I haven’t learned this fully, yet. I’m aware. Derek has been involuntarily beating this into my head our entire relationship. I’m realizing that being in a relationship with me is a sacrificial, thankless job. He swallows his pride a lot, apologizes a lot, bends over backwards, etc., just for me to be pissed about watching The Cavs for the 18th night in a row. But, legitimately, every time we find ourselves disagreeing about something, every time my mind is going through the maze of how RIGHT I am and how WRONG he is… his mind is already on “I just want to not fight anymore” street. He apologizes first. I feel like an asshole, first. We get over it and that’s that.
As I’m trying to peel back my stubbornness to be more like Derek and less like my father, I’m wondering what other areas of my life would benefit from saying sorry first. And to tie into the above lessons, perhaps to those who see the world differently than I do, to those I’m quick to judge for their lifestyle choices, and to those who are suffering from illnesses that none of us can see.
My identity shouldn’t be wrapped up in this exterior.
I was taught a lot of important lessons without my parents or teachers actually plainly laying them out. I don’t think my mother every explicitly told me “Go out into the world and knock it on its ass and be independent.” But the way she lived her life said that to me, everyday. In the same way, when I came home from 4th or 5th or whatever grade, crying my eyeballs out, because I realized I was ugly– she taught me that there was nothing ugly about me. That the things I hated about myself, I should be proud of– even if no one in my life looked like me.
This lesson isn’t to say that I should ignore the above lessons, or not be proud of my exterior. This is just to say that they shouldn’t define who Kelsea is. I am proud of being black and of being a woman and of being an American and of being a Christian. But I am more proud of my creativity and spontaneity and integrity and compassion. And if I focus, too closely, on the outside, the inside falls away.
So how do I combat that? Vulnerability. Empathy. Trying to see every person I encounter for the things I’m not supposed to see them for. What is this person’s intent behind what they’re saying? Why does this person like me? Why does this person not like me? What makes this person unique? How can I help this person? What’s the best way to love this person?
All of those answers will never come from anything on their outside.
Columbus, OH is the greatest city in the world, and my forever home.
I spent some time in Santa Monica, CA, Austin, TX and New Orleans, LA this year. All wonderful cities. All cities that made me wonder a lot of stuff. Questions like:

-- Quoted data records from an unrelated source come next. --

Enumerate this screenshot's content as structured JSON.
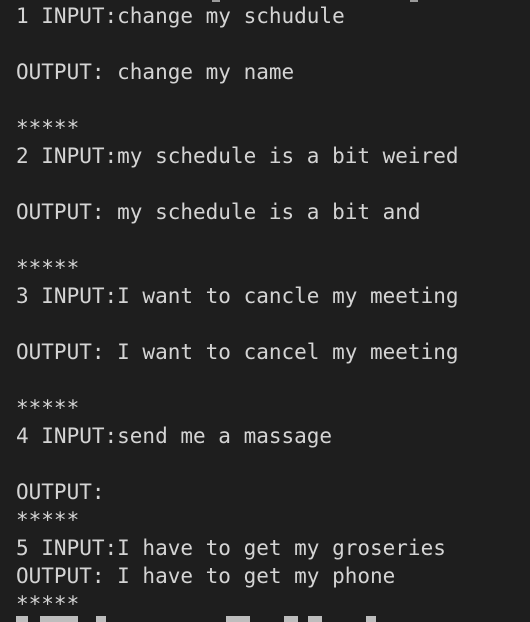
{
  "terminal": {
    "lines": [
      "1 INPUT:change my schudule",
      "OUTPUT: change my name",
      "*****",
      "2 INPUT:my schedule is a bit weired",
      "OUTPUT: my schedule is a bit and",
      "*****",
      "3 INPUT:I want to cancle my meeting",
      "OUTPUT: I want to cancel my meeting",
      "*****",
      "4 INPUT:send me a massage",
      "OUTPUT:",
      "*****",
      "5 INPUT:I have to get my groseries",
      "OUTPUT: I have to get my phone",
      "*****"
    ]
  }
}
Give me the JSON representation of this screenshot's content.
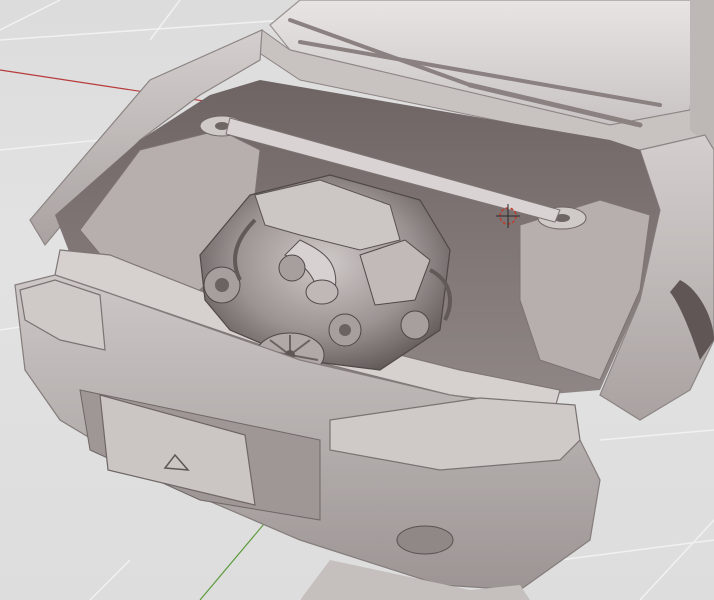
{
  "viewport": {
    "background_color": "#dedede",
    "grid_color": "#f2f2f2",
    "x_axis_color": "#b83a3a",
    "y_axis_color": "#5c9a3a",
    "gizmo_color": "#c0392b"
  },
  "scene": {
    "model_material_color": "#b9b3b3",
    "shadow_color": "#5a5150",
    "highlight_color": "#e6e2e1"
  },
  "icons": {
    "origin_gizmo": "3d-cursor-icon",
    "bumper_emblem": "triangle-emblem-icon"
  }
}
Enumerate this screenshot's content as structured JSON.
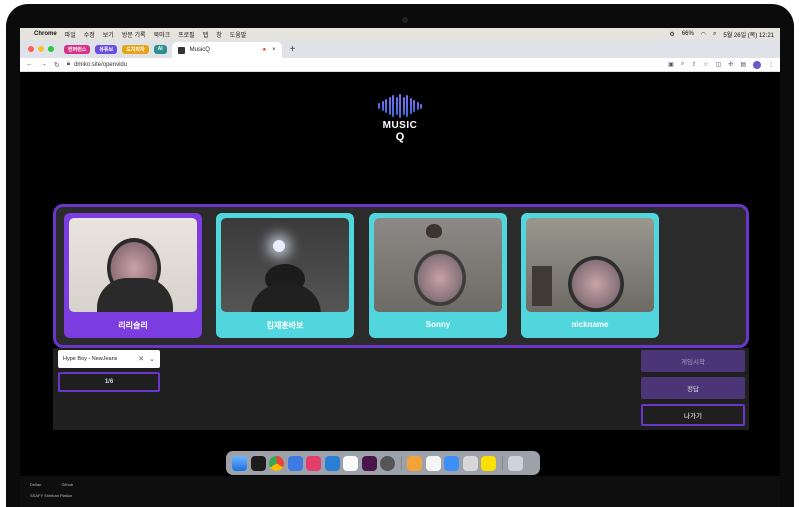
{
  "menubar": {
    "app": "Chrome",
    "items": [
      "파일",
      "수정",
      "보기",
      "방문 기록",
      "북마크",
      "프로필",
      "탭",
      "창",
      "도움말"
    ],
    "battery": "66%",
    "datetime": "5월 26일 (목) 12:21"
  },
  "tabs": {
    "groups": [
      {
        "label": "컨퍼런스",
        "color": "#d6338a"
      },
      {
        "label": "유튜브",
        "color": "#6a4ee0"
      },
      {
        "label": "도지피자",
        "color": "#e8a317"
      },
      {
        "label": "AI",
        "color": "#2b8f8f"
      }
    ],
    "active_title": "MusicQ"
  },
  "address": {
    "url": "dmiko.site/openvidu"
  },
  "logo": {
    "line1": "MUSIC",
    "line2": "Q"
  },
  "participants": [
    {
      "name": "리리슬리",
      "color": "#7c3de0"
    },
    {
      "name": "킴재훈바보",
      "color": "#52d6de"
    },
    {
      "name": "Sonny",
      "color": "#52d6de"
    },
    {
      "name": "nickname",
      "color": "#52d6de"
    }
  ],
  "controls": {
    "song_select": "Hype Boy - NewJeans",
    "count": "1/6",
    "start_label": "게임시작",
    "answer_label": "정답",
    "exit_label": "나가기"
  },
  "status": {
    "col1": "Delian",
    "col2": "Github",
    "line2": "SSAFY Shinhan Plation"
  }
}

- Should I have moved away from Columbus at some point in my life?
- Will I regret having never lived somewhere else?
- What have I missed out on by staying in the same city for my entire life?
Let me clarify that I lived in Lexington, KY for a year– but that kind of doesn’t count because I spent the entire time on UK’s campus. But, outside of that, this city has been my home for 25 years. I know it like I know the back of my hand. I remember what it used to look like, I remember desperately wanting to leave, and I remember falling in love with it again when I turned 21. Most of my family is here, my memories are here, and I believe my future is here.

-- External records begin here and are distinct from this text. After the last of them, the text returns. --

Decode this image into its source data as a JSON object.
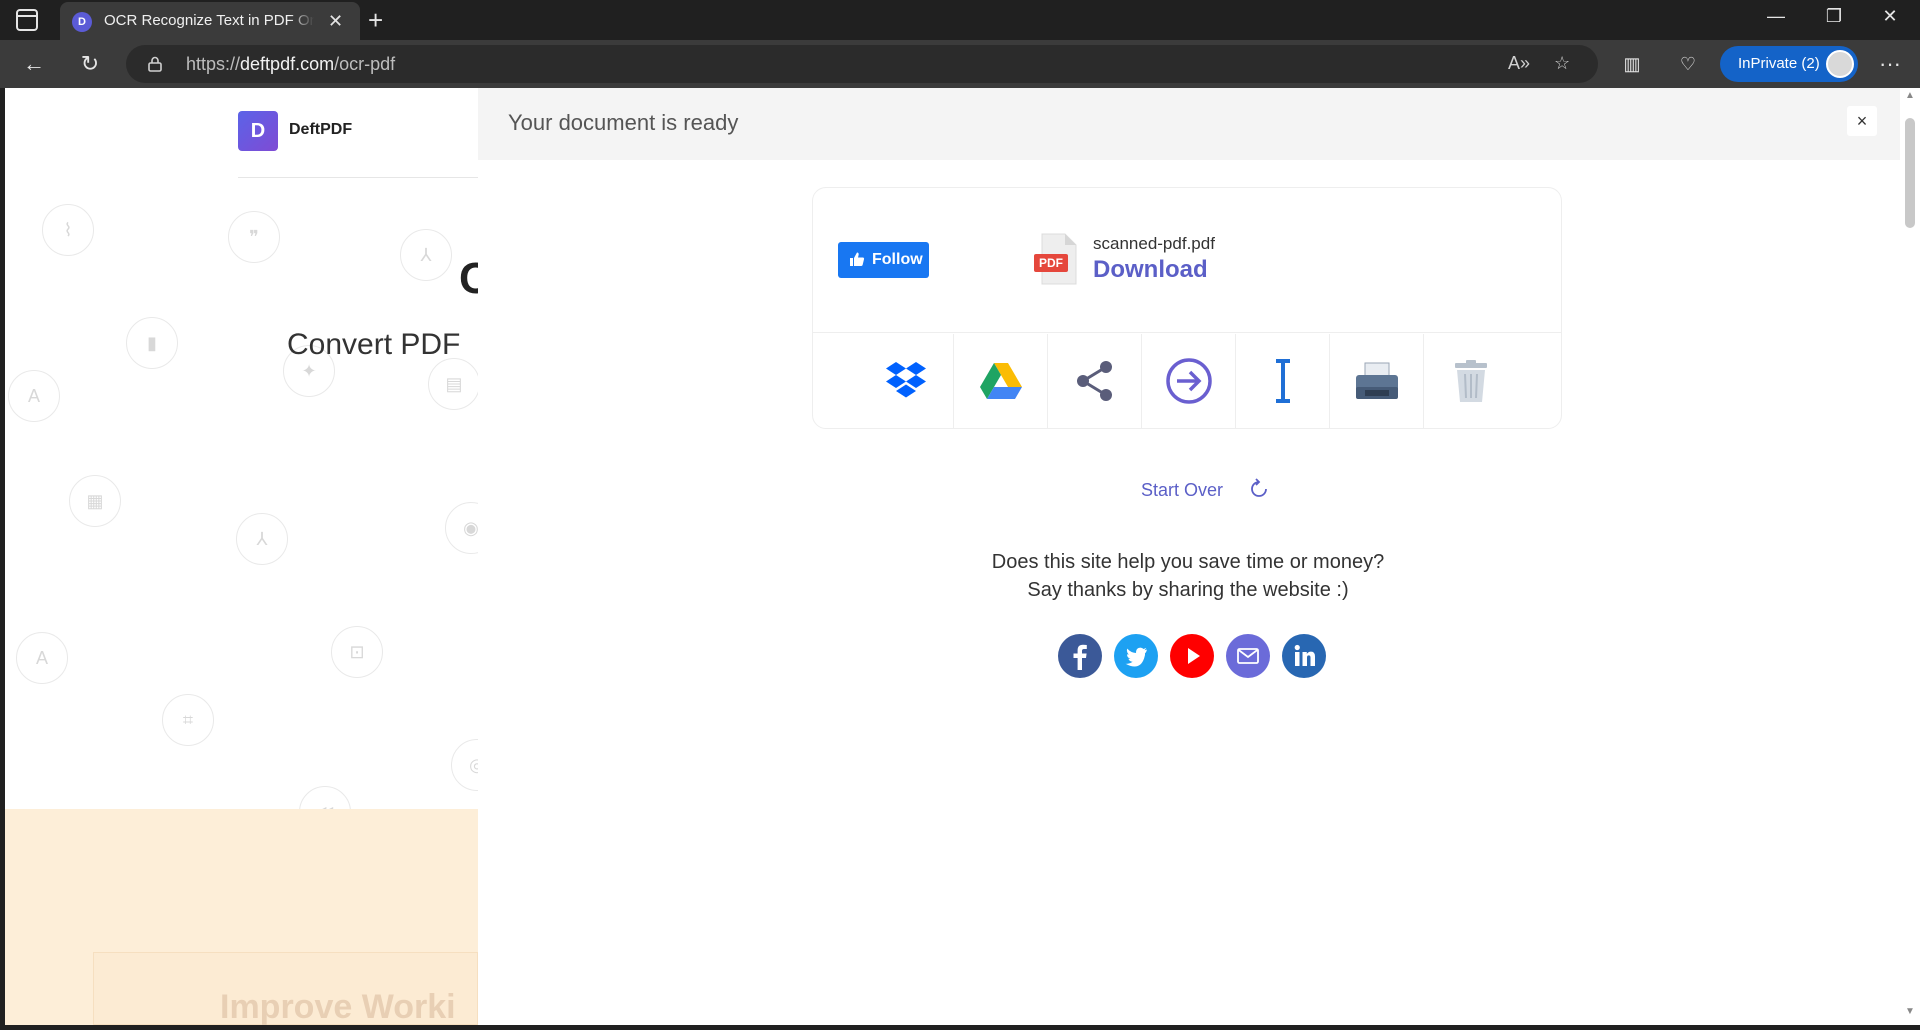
{
  "browser": {
    "tab_title": "OCR Recognize Text in PDF Online",
    "tab_favicon_letter": "D",
    "url_scheme": "https://",
    "url_host": "deftpdf.com",
    "url_path": "/ocr-pdf",
    "profile_label": "InPrivate (2)",
    "icons": [
      "sidebar-icon",
      "close-icon",
      "plus-icon",
      "back-icon",
      "refresh-icon",
      "lock-icon",
      "read-aloud-icon",
      "favorite-icon",
      "split-screen-icon",
      "heart-pulse-icon",
      "more-icon"
    ]
  },
  "background_page": {
    "logo_letter": "D",
    "brand": "DeftPDF",
    "heading_letter": "C",
    "heading": "Convert PDF",
    "footer_heading": "Improve Worki",
    "colors": {
      "peach": "#fdeed8"
    }
  },
  "panel": {
    "title": "Your document is ready",
    "close_label": "×",
    "follow_label": "Follow",
    "file_badge": "PDF",
    "filename": "scanned-pdf.pdf",
    "download_label": "Download",
    "actions": [
      "dropbox-icon",
      "google-drive-icon",
      "share-icon",
      "continue-icon",
      "edit-text-icon",
      "print-icon",
      "delete-icon"
    ],
    "start_over_label": "Start Over",
    "thanks_line1": "Does this site help you save time or money?",
    "thanks_line2": "Say thanks by sharing the website :)",
    "socials": [
      "facebook-icon",
      "twitter-icon",
      "youtube-icon",
      "email-icon",
      "linkedin-icon"
    ],
    "colors": {
      "accent": "#5b5fc7",
      "facebook": "#3b5998",
      "twitter": "#1da1f2",
      "youtube": "#ff0000",
      "email": "#6b6bd9",
      "linkedin": "#2867b2"
    }
  }
}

How did I come to this conclusion/decision?
At the end of the day, Columbus, OH is a lot of things: inclusive, optimistic, gorgeous, exciting, thriving, fun. But it is one thing that no other city is: it’s mine. I drive past the hospital I was born in, weekly. I have memories from every stage of my life in this city. This city made me. It’s woven into the fabric of my DNA. And no other city could ever beat home.
What’s life if you aren’t learning?